Richard Aldington was born in Hampshire in 1882. Educated at Dover College and London University he founded the Egotist journal in 1913. He joined the British Army and served on the Western Front in 1916-18 where he was badly gassed. Life for Life's Sake
After the war Aldington published several volumes of poetry including Images 1910-1915 (1915), Images of War (1919), A Fool in the Forest (1925) and A Dream in Luxembourg (1930). His successful novel, Death of a Hero, was a psychological study of a young officer in the First World War.
Richard Aldington died in 1962.
Winterbourne hated the war as much as ever, hated all the blather about it, profoundly distrusted the motives of the War partisans, and hated the Army. But he liked the soldiers, the War soldiers, not as soldiers but as men. He respected them. He was with them.
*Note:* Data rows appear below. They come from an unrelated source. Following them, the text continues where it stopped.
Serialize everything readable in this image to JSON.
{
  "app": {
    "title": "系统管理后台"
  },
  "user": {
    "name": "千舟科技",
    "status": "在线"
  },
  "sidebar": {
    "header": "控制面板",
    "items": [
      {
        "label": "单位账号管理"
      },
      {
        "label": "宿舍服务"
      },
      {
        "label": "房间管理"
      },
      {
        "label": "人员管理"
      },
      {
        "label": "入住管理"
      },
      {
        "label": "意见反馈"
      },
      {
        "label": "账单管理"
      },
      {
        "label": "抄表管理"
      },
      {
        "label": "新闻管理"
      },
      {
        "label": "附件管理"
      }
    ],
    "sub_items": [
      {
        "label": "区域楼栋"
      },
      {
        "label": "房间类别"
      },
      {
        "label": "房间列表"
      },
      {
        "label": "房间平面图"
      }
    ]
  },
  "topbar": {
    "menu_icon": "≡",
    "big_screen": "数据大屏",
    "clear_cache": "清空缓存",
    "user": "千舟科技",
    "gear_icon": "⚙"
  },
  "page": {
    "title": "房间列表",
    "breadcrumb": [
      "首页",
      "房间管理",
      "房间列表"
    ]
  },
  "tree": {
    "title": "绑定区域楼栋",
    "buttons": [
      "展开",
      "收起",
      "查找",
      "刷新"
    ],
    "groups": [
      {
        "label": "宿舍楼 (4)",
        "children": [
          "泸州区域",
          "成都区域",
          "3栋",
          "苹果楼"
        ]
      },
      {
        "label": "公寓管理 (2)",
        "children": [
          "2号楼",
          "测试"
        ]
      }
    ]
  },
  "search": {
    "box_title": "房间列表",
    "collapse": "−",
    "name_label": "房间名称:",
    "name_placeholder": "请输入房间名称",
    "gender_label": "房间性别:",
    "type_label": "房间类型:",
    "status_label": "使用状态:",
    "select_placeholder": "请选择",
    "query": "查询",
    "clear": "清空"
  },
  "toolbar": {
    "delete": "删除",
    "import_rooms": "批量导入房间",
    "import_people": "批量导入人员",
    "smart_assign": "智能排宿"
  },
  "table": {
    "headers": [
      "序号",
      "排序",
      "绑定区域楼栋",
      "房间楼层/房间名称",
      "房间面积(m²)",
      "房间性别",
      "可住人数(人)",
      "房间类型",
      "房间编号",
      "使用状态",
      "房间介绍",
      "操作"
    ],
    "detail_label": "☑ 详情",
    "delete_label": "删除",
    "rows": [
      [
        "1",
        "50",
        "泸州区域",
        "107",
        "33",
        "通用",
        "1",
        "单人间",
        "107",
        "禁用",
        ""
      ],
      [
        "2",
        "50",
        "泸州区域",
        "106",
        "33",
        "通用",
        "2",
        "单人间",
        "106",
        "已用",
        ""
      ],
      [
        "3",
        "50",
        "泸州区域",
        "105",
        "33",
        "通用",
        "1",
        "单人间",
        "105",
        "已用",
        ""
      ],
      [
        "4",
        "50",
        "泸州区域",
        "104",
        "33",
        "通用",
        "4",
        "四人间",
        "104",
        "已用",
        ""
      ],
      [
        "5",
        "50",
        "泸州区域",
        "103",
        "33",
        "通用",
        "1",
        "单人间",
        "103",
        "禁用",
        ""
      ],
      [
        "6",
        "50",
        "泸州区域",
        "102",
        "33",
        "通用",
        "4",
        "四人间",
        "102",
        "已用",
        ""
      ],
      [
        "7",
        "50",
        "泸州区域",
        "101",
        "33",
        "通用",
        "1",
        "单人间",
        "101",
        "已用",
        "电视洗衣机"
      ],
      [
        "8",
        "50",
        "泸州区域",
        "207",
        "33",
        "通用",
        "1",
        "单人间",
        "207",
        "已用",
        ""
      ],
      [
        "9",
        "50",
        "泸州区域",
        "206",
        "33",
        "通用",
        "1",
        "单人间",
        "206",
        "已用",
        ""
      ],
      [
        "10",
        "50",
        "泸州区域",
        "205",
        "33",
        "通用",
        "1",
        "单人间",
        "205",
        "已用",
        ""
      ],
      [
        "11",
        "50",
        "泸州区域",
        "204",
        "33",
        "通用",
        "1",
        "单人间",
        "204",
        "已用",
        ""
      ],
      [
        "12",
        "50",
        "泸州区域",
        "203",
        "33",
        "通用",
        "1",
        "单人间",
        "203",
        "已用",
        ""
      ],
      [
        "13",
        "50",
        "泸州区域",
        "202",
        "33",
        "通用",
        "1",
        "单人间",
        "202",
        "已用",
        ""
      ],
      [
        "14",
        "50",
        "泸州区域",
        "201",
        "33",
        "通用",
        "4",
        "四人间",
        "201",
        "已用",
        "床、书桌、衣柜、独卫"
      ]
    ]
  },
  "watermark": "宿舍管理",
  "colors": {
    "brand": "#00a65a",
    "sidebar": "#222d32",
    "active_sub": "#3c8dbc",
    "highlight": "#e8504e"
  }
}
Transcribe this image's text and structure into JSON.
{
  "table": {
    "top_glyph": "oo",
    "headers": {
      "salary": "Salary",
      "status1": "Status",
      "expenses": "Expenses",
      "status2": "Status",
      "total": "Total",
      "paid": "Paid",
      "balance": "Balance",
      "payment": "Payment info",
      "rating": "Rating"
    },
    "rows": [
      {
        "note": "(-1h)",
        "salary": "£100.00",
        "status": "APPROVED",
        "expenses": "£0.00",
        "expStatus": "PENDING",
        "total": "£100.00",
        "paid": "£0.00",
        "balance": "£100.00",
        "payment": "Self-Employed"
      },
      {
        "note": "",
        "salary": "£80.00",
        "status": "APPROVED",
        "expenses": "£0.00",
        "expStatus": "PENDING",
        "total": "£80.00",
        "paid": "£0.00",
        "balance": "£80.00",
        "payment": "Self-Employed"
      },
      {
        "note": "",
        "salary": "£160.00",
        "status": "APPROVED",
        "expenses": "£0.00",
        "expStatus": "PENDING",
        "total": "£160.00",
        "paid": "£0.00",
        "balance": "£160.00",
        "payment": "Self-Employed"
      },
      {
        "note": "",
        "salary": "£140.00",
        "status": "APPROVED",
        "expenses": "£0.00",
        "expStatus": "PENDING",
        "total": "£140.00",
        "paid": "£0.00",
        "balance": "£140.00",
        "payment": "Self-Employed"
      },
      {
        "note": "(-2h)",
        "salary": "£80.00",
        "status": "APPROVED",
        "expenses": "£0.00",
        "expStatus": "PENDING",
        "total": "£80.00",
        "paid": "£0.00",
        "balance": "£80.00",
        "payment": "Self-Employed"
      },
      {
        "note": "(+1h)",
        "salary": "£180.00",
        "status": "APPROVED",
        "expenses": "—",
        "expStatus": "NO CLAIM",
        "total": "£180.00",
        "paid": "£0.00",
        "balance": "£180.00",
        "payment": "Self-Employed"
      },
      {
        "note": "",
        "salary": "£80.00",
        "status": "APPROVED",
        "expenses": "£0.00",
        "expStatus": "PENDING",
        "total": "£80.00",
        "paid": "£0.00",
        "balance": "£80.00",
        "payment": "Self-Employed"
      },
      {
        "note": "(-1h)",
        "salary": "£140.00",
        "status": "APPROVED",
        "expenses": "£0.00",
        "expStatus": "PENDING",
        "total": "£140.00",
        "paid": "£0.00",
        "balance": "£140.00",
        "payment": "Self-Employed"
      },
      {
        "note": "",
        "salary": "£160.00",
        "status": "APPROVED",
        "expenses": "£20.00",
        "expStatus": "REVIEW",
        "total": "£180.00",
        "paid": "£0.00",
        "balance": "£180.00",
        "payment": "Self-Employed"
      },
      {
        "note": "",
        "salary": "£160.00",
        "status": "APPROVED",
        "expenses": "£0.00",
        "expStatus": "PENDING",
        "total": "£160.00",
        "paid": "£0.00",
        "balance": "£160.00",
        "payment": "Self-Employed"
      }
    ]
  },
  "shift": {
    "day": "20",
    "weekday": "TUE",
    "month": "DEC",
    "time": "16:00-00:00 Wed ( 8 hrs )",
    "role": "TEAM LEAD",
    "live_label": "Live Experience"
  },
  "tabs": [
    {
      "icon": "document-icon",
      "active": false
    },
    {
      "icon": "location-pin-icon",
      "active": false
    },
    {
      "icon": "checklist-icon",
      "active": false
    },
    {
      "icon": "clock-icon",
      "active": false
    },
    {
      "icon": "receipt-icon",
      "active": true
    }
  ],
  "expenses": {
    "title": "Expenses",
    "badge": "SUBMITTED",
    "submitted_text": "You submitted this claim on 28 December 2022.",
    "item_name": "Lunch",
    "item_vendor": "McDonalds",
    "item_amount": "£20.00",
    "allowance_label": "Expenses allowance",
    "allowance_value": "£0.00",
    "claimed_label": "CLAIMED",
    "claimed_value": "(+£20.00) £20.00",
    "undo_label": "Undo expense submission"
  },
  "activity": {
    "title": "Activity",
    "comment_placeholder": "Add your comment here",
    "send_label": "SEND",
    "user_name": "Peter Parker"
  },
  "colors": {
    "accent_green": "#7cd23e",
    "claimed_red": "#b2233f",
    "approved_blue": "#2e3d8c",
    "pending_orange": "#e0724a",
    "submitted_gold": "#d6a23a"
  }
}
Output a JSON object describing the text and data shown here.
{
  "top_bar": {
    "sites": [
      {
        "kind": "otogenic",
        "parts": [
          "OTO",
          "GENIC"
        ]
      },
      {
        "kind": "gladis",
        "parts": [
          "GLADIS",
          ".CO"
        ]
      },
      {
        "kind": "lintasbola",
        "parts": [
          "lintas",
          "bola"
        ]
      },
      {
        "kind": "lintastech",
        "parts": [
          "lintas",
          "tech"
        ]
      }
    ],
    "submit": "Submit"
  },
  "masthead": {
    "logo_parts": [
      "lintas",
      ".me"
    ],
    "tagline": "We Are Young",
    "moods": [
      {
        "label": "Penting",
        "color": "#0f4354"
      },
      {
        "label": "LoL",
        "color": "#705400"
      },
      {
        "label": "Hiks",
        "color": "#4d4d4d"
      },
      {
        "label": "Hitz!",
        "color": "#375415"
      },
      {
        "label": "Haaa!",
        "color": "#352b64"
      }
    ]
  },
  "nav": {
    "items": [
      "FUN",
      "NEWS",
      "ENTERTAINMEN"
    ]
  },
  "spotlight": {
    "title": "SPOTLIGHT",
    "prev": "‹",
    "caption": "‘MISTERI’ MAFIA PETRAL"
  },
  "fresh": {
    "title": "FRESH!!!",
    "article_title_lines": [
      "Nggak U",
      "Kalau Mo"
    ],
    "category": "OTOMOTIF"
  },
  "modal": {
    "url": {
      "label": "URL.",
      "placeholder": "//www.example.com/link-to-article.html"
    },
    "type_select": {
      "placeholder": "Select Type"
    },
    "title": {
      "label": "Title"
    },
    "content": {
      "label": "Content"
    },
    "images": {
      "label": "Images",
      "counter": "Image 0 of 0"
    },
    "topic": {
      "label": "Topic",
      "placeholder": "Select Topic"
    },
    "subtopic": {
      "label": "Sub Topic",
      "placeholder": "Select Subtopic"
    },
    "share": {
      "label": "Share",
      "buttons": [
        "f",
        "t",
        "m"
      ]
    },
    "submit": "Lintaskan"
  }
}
With them, because they were men with fine qualities, because they had endured great hardships and dangers with simplicity, because they had parried those hardships and dangers not by hating the men who were supposed to be their enemies, but by developing a comradeship among themselves. They had every excuse for turning into brutes, and they hadn't done it. True, they were degenerating in certain ways, they were getting coarse and rough and a bit animal, but with amazing simplicity and unpretentiousness they had retained and developed a certain essential humanity and manhood. With them, then, to the end, because of their manhood and humanity. With them, too, because their manhood and humanity existed in spite of the War and not because of it. They had saved something from a gigantic wreck, and what they had saved was immensely important - manhood and comradeship, their essential integrity as men, their essential brotherhood as men.
Not that we are weary,
Not that we fear,
Not that we are lonely
Though never alone -
Not these, not these destroy us;
But that each rush and crash
Of mortar and shell,
Each cruel bitter shriek of bullet
That tears the wind like a blade,
Each wound on the breast of earth,
Of Demeter, our Mother, Wound us also,
Sever and rend the fine fabric
Of the wings of our frail souls,
Scatter into dust the bright wings
How important is all this clamour,
This destruction and contest
Night after night comes the moon
Haughty and perfect;
Night after night the Pleiades sing
And Orion swings his belt across the sky.
Night after night the frost
Crumbles the hard earth.
Soon the spring will drop flowers
And patient creeping stalk and leaf
Along these barren lines
Where the huge rats scuttle
And the hawk shrieks to the carrion crow.